Published by Javier Gines Galera,
Taste is a trend – and robots are also a trend. But did you know Robots are able to distinguish between a sample of wine, - with a sensor developed at Aarhus University- better than a trained sensory panel?
How is this possible?
Taste is the answer. In this post you will discover what is taste, how do we recognize it and how we can use it in your products.
Taste is regarded as the most mysterious and less studied of our senses. Humans, and now robots, are able to identify the chemical compounds in food as sweet, salty, sour, bitter and umami.
How do we do that?
When we eat food, the chewing process release both volatile and non-volatile compounds. Which will be recognized by receptors in both tongue and the nasal cavity, as this compounds ascend from our mouth to the nose. The combination of chemicals will allow us to recognize a large number of ingredients.
This flavours depend on different classes of chemical compounds- for example bitter foods will have a higher quantity of alkaloids that our brain translates as a bitter flavour (somehow an alert of danger during evolution).
But what we can - and robots can’t, is to determine what combinations taste better to the human palate.
When a food is chewed, the robot will use their sensors to adjudicate each chemical component to one category of flavour and will use a rational approach to evaluate the final taste. But our brain will process
all the signals in a special way … that surprisingly we don’t know , combining it with memories and other attributes .
We create a subjective opinion from an objective matter.
This means from for example a salty flavour, we say we like or – we don’t. Can we control this process? Maybe
We know we can perceive flavours, sweet and sour. But why do we like it so much together? Does our brain process one before the other? What about fat, or calories, can we taste them? Or even better can trick our brain to do so?
Taste is the key characteristic for developing new foods. Soy bars can be healthy, but selling them requires a good taste (someone listening?). And the food pairing techniques can help to combine them with other foods increasing acceptability for the users.
This feature depends of the called food pairing technique, where combinations of flavours from different foods are put together and analysed with sensory techniques looking for matches. This process was recently showcased in MadridFusion 2015 where chefs shared their knowledge about the greatest combinations for the mouth.
Now you know taste and robots are related, but what about rhythm?
Taste is music. When you listen to a song, several instruments are used together creating a melody. You don’t focus on the instruments as individual attributes, but on the rhythm they form together. When you eat a food, the process is the same, the individual components in each food will combine together, and depending on the pairing made, the end result will be totally different creating a new whole range of possibilities for food developers and chefs. Who would think that orange filled chocolate would taste so good!
The theory behind food pairing shows that the higher the number of compounds in common between two foods, the easier it will be to combine each other. For example an apple have more than 400 different taste and smell compounds, a pineapple has around 290. Apple and pineapple share more than 100 of this components. Can we make a good tasting smoothie with them together? Food pairing says yes (I say yes too).

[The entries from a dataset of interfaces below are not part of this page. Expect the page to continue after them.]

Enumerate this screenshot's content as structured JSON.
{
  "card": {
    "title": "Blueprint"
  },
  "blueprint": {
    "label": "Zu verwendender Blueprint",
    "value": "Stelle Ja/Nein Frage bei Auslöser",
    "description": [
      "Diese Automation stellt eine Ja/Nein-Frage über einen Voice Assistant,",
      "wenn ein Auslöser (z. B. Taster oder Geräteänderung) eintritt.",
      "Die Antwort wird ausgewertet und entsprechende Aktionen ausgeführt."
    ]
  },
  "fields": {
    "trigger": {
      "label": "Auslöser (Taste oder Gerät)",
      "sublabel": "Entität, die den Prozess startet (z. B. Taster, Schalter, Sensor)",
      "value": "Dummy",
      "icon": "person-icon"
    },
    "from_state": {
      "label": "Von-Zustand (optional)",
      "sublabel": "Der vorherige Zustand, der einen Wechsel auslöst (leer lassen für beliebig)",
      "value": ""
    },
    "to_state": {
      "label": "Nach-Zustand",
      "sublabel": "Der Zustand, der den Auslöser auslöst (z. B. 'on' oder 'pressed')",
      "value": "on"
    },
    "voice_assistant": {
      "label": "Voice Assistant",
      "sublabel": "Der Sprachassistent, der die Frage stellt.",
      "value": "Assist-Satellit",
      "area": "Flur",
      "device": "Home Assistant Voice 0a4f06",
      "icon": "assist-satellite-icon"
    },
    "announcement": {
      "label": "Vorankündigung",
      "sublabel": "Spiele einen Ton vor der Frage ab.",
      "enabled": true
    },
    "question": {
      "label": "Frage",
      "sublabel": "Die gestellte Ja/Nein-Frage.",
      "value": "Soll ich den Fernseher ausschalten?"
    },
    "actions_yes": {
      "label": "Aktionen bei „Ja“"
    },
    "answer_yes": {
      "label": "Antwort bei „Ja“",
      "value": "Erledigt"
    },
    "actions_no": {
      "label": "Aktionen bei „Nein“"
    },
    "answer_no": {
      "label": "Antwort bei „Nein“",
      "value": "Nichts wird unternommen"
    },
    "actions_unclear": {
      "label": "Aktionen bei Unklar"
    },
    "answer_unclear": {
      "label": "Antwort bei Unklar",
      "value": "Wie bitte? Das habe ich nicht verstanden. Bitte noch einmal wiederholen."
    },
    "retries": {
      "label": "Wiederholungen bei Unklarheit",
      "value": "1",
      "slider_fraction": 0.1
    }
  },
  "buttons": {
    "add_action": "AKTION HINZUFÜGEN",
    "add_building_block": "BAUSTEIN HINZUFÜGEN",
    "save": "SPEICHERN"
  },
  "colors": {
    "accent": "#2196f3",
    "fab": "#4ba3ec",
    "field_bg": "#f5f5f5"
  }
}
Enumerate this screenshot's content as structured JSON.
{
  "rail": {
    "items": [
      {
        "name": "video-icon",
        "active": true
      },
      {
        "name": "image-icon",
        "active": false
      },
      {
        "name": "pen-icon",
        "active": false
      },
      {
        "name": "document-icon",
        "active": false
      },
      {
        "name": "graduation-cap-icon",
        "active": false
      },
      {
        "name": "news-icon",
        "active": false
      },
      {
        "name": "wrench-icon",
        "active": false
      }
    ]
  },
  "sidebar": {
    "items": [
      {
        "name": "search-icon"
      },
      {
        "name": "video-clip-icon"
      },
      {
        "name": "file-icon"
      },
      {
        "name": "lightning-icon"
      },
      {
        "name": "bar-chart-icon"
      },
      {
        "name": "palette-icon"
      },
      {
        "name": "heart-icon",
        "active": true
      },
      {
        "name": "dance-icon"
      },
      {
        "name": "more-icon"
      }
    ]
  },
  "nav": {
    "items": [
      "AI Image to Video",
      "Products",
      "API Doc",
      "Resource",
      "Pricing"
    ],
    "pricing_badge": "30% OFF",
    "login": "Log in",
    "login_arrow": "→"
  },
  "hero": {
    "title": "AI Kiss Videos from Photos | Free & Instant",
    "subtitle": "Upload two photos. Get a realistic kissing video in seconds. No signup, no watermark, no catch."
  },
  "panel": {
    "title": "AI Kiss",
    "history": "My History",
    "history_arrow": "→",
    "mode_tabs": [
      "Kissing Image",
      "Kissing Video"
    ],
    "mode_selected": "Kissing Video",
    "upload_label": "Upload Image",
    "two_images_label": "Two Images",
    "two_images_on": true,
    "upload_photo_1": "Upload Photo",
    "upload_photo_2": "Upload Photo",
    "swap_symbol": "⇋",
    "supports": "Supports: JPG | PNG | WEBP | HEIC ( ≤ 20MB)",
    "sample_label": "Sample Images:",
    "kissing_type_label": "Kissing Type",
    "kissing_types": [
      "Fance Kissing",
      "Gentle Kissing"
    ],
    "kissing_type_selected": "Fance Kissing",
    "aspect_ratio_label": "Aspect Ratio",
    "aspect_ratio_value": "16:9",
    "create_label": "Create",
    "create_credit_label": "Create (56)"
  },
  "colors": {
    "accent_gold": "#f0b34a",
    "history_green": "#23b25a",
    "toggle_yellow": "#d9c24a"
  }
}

Now is your turn to create amazing melodies using the science of taste.
By Javier Gines Galera